Starting on GWT

One of the discoveries made at Google I/O was the Google Web Toolkit (or GWT). I’m currently starting to learn how to use it to build a tool to curate our various data on Chinese media and potentially other projects.

I used to use Yahoo! User Interface (or YUI), which is not bad at all, but just a totally different model of Web user interface development.

Mes impressions de Google I/O (in French)

When I was at Google I/O 2010 last month, I found this cool YouTube upload booth, and decided to talk to it. I made a video explaining my thoughts up to Day 2 (in the morning), right after they had made the announcement for Google TV.

Not so much like what we might have thought, Google TV is to me another impressive demonstration that Google seeks to bring the power of the Internet to more places and hopefully make the Internet experience more and more seamless (more voice and gestures, and less keyboard and mouse).

Google I/O 2010 (Day II): Google TV, the HuffPost, NYTimes

Thursday, May 20:

Google TV

The second and last day of Google I/O was expected to be the big day for announcements. Google did not disappoint, when during the keynote speech, it unveiled the latest version of Android named Froyo and the much-anticipated Google TV.

Google calls Google TV an “experience”. In fact, it is a system that will be built in to television sets, blu-ray players and boxes that plug into HDTVs. It is not IPTV (television over the Internet) or an alternative to satellite dishes.

It would be simplistic to say that it is what Google does best, search, only that it is made for television. It is merely just Google entering your living room by the front door.

One of the most interesting feature of Google TV is that one of its most fundamental building pieces is the Android operating system (OS).

Known as the operating system for mobile devices (and recently of tablets and netbooks), the OS with the Green Robot expands to the big screen. In effect, developers writing applications for mobile phones can now consider writing them for the, now not so small, small screen.

Android 2.2 Froyo

To users, some of the new improvements of Android Froyo are obvious, such as support for Adobe Flash and official wifi tethering (sharing your phone’s internet connection as a personal wifi hotspot).

To developers, Froyo also opens a world of possibilities. The Cloud to Device Messaging Framework (a “push” technology) is intriguing. It would allow, for example, a user signed into his or her Google account on a computer paired with an Android phone to click on a link to, say a restaurant, and the mobile handset would immediately call the number. Now, what if a user could interact with the “cloud” using a remote control?

The following video contains a demonstration of the Cloud to Device functionality with real-life applications:

Digital journalism at Google I/O

Huffington Post at Google I/O

The Huffington Post

Noteworthy booths at the Developer Sandbox, a demo area occupying the first floor hall of Moscone West where the Google I/O was held, included The New York Times and the Huffington Post.

The HuffPost’s chief technical officer, Paul Berry, said the Post does not have project managers. Editors are thoroughly engaged in the production process. Ideas circulate fast between editors, Berry and developers, and can become published media product within days.

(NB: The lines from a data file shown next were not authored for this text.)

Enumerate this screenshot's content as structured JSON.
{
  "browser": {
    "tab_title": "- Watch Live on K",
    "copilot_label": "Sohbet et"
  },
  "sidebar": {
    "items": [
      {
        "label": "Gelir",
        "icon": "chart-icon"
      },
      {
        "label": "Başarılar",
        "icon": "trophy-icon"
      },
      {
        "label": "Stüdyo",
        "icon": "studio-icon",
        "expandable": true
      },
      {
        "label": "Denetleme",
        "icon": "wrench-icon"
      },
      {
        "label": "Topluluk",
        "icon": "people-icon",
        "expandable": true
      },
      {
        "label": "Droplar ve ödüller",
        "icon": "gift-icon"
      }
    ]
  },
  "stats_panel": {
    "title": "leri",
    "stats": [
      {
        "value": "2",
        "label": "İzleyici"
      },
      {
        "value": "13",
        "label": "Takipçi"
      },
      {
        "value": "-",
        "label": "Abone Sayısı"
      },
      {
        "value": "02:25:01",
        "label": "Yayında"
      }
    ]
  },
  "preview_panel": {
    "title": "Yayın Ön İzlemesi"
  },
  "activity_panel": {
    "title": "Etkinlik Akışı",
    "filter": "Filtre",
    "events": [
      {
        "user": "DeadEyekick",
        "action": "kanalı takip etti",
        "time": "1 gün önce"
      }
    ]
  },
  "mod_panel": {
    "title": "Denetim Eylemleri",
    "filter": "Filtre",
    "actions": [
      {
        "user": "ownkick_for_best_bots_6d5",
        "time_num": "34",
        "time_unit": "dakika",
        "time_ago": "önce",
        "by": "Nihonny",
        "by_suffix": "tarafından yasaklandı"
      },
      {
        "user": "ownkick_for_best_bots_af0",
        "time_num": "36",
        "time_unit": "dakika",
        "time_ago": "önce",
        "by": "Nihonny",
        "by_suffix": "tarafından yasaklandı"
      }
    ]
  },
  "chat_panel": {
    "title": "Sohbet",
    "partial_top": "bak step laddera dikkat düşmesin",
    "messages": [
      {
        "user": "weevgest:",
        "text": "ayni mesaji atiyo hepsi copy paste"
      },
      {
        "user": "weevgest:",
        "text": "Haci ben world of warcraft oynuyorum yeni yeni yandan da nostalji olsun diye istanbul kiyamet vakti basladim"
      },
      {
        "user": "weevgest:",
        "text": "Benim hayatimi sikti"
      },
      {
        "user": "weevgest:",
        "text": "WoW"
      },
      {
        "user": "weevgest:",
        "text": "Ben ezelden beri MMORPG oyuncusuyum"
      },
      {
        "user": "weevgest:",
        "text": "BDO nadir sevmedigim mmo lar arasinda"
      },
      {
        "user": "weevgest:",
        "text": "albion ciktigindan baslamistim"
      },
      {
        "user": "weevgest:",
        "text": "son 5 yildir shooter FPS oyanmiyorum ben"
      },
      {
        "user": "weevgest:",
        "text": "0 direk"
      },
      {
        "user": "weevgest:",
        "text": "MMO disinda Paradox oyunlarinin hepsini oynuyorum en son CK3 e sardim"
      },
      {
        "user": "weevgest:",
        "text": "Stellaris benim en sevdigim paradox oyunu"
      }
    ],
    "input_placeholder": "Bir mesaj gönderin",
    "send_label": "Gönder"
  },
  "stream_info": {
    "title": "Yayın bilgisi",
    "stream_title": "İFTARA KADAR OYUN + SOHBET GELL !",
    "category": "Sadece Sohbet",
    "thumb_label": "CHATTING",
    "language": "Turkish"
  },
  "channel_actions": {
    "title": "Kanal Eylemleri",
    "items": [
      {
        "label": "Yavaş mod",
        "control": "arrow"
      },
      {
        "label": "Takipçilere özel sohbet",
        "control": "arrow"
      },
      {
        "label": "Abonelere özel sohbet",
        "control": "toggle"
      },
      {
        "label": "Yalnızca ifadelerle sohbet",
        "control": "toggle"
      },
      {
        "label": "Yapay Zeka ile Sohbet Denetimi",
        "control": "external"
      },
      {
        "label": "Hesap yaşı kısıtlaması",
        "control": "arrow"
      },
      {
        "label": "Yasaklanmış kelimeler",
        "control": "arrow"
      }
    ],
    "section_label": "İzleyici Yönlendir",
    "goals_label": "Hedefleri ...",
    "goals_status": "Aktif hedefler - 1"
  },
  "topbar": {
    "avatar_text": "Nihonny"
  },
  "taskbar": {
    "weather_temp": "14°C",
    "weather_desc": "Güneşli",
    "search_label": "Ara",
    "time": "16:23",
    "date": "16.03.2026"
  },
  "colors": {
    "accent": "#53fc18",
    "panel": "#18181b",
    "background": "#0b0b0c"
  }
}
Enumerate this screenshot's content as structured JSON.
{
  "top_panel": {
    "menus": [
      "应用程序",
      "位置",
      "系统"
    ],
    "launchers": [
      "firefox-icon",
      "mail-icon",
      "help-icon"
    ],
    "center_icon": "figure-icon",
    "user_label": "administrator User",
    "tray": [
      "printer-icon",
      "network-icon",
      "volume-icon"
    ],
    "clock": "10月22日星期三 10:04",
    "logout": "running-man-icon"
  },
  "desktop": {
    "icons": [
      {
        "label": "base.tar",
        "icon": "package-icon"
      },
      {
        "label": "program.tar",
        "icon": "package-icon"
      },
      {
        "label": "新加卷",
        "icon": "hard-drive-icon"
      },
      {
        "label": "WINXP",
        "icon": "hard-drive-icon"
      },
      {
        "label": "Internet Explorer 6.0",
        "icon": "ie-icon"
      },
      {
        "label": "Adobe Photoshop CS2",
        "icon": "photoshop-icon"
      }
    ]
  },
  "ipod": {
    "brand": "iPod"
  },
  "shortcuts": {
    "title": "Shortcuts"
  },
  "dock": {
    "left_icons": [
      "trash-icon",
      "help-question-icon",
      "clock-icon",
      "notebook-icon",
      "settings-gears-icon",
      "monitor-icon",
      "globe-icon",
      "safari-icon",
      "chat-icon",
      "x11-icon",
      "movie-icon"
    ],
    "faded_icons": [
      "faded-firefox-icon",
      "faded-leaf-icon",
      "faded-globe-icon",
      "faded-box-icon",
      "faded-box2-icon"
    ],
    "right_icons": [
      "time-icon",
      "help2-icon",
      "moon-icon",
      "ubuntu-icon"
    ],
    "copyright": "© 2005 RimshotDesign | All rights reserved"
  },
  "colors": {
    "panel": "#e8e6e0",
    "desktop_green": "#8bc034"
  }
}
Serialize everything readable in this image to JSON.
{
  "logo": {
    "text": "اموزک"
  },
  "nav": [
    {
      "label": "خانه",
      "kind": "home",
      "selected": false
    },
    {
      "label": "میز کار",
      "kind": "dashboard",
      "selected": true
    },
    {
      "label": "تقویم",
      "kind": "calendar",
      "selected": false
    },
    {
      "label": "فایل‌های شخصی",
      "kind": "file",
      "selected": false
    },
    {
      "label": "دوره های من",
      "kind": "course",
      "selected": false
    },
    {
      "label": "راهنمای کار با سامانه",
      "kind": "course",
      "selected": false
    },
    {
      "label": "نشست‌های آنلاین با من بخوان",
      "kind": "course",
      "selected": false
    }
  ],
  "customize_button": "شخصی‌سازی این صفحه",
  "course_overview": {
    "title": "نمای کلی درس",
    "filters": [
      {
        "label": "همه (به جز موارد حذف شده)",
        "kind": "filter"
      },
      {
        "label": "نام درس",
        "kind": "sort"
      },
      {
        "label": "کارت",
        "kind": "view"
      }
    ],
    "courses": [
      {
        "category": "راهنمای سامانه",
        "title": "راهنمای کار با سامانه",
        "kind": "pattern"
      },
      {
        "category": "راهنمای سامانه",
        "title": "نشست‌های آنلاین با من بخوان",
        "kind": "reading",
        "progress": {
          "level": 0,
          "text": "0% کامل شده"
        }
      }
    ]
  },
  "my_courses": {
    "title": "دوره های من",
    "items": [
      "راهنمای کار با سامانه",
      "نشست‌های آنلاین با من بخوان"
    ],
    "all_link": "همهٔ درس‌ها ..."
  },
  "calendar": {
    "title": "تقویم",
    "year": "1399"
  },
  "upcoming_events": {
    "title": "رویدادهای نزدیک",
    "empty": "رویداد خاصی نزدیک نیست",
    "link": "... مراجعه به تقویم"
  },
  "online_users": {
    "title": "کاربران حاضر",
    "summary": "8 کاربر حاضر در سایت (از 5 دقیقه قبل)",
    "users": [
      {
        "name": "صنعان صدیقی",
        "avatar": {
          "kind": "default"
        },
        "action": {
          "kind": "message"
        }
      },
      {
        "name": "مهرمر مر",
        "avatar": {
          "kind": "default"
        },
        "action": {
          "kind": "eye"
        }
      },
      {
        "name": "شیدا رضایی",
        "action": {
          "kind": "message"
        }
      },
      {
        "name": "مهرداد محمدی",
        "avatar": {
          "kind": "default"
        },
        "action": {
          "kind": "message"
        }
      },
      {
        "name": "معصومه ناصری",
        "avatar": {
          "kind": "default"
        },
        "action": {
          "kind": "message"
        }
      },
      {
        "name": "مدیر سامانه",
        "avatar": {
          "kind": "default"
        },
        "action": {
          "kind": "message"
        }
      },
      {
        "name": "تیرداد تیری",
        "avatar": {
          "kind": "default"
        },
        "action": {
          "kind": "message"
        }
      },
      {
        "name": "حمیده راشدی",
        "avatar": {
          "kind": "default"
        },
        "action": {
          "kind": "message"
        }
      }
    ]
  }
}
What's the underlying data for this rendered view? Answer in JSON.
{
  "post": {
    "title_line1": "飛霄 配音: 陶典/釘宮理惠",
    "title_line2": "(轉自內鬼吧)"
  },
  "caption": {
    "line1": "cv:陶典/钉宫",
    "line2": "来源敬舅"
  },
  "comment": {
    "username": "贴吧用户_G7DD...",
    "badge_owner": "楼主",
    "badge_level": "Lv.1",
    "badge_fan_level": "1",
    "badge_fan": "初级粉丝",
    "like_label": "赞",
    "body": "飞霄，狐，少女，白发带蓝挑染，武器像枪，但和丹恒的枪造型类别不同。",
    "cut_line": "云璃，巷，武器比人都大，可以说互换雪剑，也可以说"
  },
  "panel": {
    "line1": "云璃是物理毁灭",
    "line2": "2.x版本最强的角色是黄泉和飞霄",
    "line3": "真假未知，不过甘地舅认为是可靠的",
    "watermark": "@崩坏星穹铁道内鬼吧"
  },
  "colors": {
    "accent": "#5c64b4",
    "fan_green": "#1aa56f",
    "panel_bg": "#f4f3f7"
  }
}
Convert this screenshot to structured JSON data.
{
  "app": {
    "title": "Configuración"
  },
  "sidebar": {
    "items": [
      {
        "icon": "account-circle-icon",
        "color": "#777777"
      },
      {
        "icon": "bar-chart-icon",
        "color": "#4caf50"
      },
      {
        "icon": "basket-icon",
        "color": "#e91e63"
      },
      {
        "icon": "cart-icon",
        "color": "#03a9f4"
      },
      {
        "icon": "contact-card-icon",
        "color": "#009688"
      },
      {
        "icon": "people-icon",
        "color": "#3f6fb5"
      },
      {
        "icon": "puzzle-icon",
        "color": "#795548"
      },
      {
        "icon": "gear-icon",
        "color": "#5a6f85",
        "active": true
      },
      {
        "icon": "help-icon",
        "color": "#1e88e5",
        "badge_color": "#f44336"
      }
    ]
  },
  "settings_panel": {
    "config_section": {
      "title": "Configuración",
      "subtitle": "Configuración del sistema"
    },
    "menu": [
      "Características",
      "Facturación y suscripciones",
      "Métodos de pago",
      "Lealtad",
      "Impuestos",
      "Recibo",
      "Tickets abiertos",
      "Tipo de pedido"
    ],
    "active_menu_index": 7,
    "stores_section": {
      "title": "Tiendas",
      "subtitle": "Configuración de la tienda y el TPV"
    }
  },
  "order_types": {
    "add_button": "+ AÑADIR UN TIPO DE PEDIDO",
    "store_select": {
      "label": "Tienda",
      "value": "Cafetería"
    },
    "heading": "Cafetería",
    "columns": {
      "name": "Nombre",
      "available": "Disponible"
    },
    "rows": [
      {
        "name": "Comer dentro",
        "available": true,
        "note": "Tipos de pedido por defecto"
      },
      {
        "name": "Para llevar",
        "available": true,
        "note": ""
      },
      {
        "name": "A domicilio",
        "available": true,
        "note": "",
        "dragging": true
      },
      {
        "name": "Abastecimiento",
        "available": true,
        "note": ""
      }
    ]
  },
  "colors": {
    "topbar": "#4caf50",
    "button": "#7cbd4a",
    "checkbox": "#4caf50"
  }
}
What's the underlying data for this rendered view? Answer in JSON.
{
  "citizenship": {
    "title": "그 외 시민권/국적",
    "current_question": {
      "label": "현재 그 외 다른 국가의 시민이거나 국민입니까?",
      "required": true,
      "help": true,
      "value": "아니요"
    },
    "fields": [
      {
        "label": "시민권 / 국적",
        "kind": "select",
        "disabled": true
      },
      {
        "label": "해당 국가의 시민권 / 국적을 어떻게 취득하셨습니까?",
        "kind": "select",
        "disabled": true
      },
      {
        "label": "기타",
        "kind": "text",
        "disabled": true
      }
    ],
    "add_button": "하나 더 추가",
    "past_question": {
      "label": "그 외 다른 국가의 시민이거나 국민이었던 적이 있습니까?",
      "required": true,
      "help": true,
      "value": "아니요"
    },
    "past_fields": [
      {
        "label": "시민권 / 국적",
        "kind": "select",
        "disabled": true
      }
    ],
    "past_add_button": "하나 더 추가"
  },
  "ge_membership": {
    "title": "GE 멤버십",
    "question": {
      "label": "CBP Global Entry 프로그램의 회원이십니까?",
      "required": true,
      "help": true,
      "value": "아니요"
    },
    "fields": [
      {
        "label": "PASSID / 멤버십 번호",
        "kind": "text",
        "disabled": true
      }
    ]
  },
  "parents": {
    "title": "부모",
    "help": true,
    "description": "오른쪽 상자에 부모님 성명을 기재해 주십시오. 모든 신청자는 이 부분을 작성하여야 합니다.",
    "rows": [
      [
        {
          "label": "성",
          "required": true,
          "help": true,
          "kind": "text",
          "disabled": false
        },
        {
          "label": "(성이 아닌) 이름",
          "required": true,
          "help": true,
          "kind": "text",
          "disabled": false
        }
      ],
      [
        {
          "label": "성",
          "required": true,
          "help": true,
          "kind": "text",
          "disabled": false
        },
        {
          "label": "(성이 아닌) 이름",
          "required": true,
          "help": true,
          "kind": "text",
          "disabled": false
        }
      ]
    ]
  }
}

The New York Times

Over at The New York Times, software developer Andre Berhens was behind the wheel.

An interesting discussion ensued about the organizational structure of digital media companies, specifically the fine balance between having flexible resources and specialists in different roles (project/product managers, developers, designers, integrators).

Berhens is the man behind Times Skimmer, a beautiful and elegant website made in the new HTML5 standard. He makes use of Web workers (a browser feature to run scripts in parallel, thus overall much faster) and CSS transitions (in rendering animations for instance).

The New York Times is well-known in the media developer community for Open and Times Developer Network.

A Google I/O session

Google I/O 2010 Developer Sandbox

Google I/O Facts
– Held in late May since 2008
– Two days of Google I/O, one bootcamp day
– 5,000 developers
– 90 sessions

Originally posted on the main JMSC website